Now, I am not normally a ‘political campaigner’ or some type of ‘activist’. But the situation around the red meat tax did make me decide to be more outspoken to raise several points about red meat that seems to be getting missed.

While pregnant with the Mini Crofter, a blood test showed my iron levels had dropped to below standard. I increased my red meat intake. This was done with the understanding we (the GO and I) would therefore monitor it and reassess if required. The side effect of iron tablets was something I wanted to avoid. Having the opportunity to eat a natural source of iron (steaks, diced, roasts) meant I didn’t have to go near heavily proceeded foods or tablets made in a factory.
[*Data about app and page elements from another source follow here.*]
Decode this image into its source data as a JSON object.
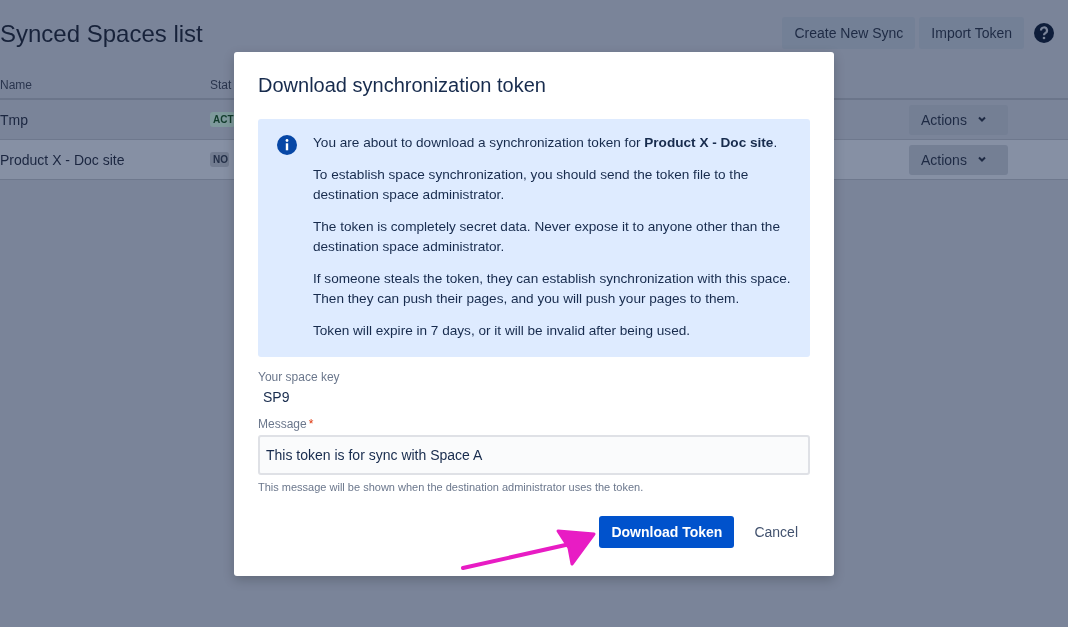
{
  "page": {
    "title": "Synced Spaces list",
    "buttons": [
      "Create New Sync",
      "Import Token"
    ]
  },
  "table": {
    "columns": [
      "Name",
      "Stat"
    ],
    "rows": [
      {
        "name": "Tmp",
        "status": "ACT",
        "kind": "success",
        "action": "Actions",
        "hovered": false
      },
      {
        "name": "Product X - Doc site",
        "status": "NO",
        "kind": "default",
        "action": "Actions",
        "hovered": true
      }
    ]
  },
  "dialog": {
    "title": "Download synchronization token",
    "info": [
      "You are about to download a synchronization token for **Product X - Doc site**.",
      "To establish space synchronization, you should send the token file to the destination space administrator.",
      "The token is completely secret data. Never expose it to anyone other than the destination space administrator.",
      "If someone steals the token, they can establish synchronization with this space. Then they can push their pages, and you will push your pages to them.",
      "Token will expire in 7 days, or it will be invalid after being used."
    ],
    "space_key": {
      "label": "Your space key",
      "value": "SP9"
    },
    "message": {
      "label": "Message",
      "required_mark": "*",
      "value": "This token is for sync with Space A",
      "help": "This message will be shown when the destination administrator uses the token."
    },
    "primary_button": "Download Token",
    "secondary_button": "Cancel"
  }
}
Through diet (odd way to say increasing red meat), my iron levels were maintained. Would I have taken iron tablets if this hadn’t been the case? Yes, I do realise that sometimes we need to turn to prescriptions (so don’t take this as any argument whatsoever to stop prescribed medication). However, the health benefit of the situation doesn’t seem to have been heard of by the many news outlets who published articles about the red meat tax lobby. And if red meat is taxed/banned then the natural source option will be removed.

The likelihood seems that if we as crofters, the caretakers of cattle and sheep, as well as smallholders, farmers, and independent butchers stay quiet, we may all be out of jobs in the near future. Supermarkets have already taken over some slaughterhouses so that no private work can be done. This increases the travelling required of live animals. So yes, buying meat from a supermarket may be ‘easier’, but where has it come from, and by supporting supermarkets, what impact are you having on smaller businesses (not hard to be smaller than a supermarket), animal welfare, local produce and even as a nation?

As Brexit approaches and the potential of meat to come in from countries with very different standards to our current system, how do we uphold those putting the animal first and providing quality meat, to those who want quick, cheap meat (or even fake meat that can ‘bleed’ or replacement ‘meat’ that has twenty-odd ingredients from all kinds of different countries)?

So what do we need to do? Speak up and be heard. Not just as small collective groups, but join voices to help get the information out to consumers, ensure politicians have the education to know how to fight for us (yes, some politicians seem to know where their food comes from and how it impacts on people while others seem to be clueless) and support those who use and work the land to name a few.

An animal rights campaigner may send me messages telling me I’m being cruel keeping my cattle inside in winter. But I’m currently sat inside a house (aka, confinement) with artificial light and other ‘non natural’ things about me that I wouldn’t have if I was living in the woods. Do I need ‘released’ into the wild, to be set free? No, I would much rather be in a house thank you. Just like when the weather turns and our cows seek shelter, so we provide it. We have a polytunnel to help grow fruit and veg. That’s putting our plants through an unnatural setting, I’m forcing them to grow faster by sheltering from elements of the Scottish Highlands. Between the veg garden, polytunnel, soft fruit area, orchard, grass, and thus cows and sheep, we can be somewhat self sufficient. Manure helps our veg produce food as the plants we grow take out nutrients each year from the soil. Eliminate the cows and what could be done on our croft? I can’t live off of grass and trees. Nor can my garden keep providing me with vegetables when nutrients in the soil haven’t been replaced. But the issue is there, if we don’t speak up, we may hand over all farming and butchery to the ‘big guns’ to ensure supermarkets can provide their own supplies. Or, livestock are eliminated and the land will lie dormant. Our ability to be self sufficient would reduce as I have to turn to non local supplies. Not a potential I want for the Mini Crofter and the Micro Crofter. So time to start campaigning, beef up and be herd!

1 thought on “Beef up and be herd!”

Leave a Reply

Fill in your details below or click an icon to log in:

WordPress.com Logo

You are commenting using your WordPress.com account. Log Out /  Change )

Facebook photo

You are commenting using your Facebook account. Log Out /  Change )

Connecting to %s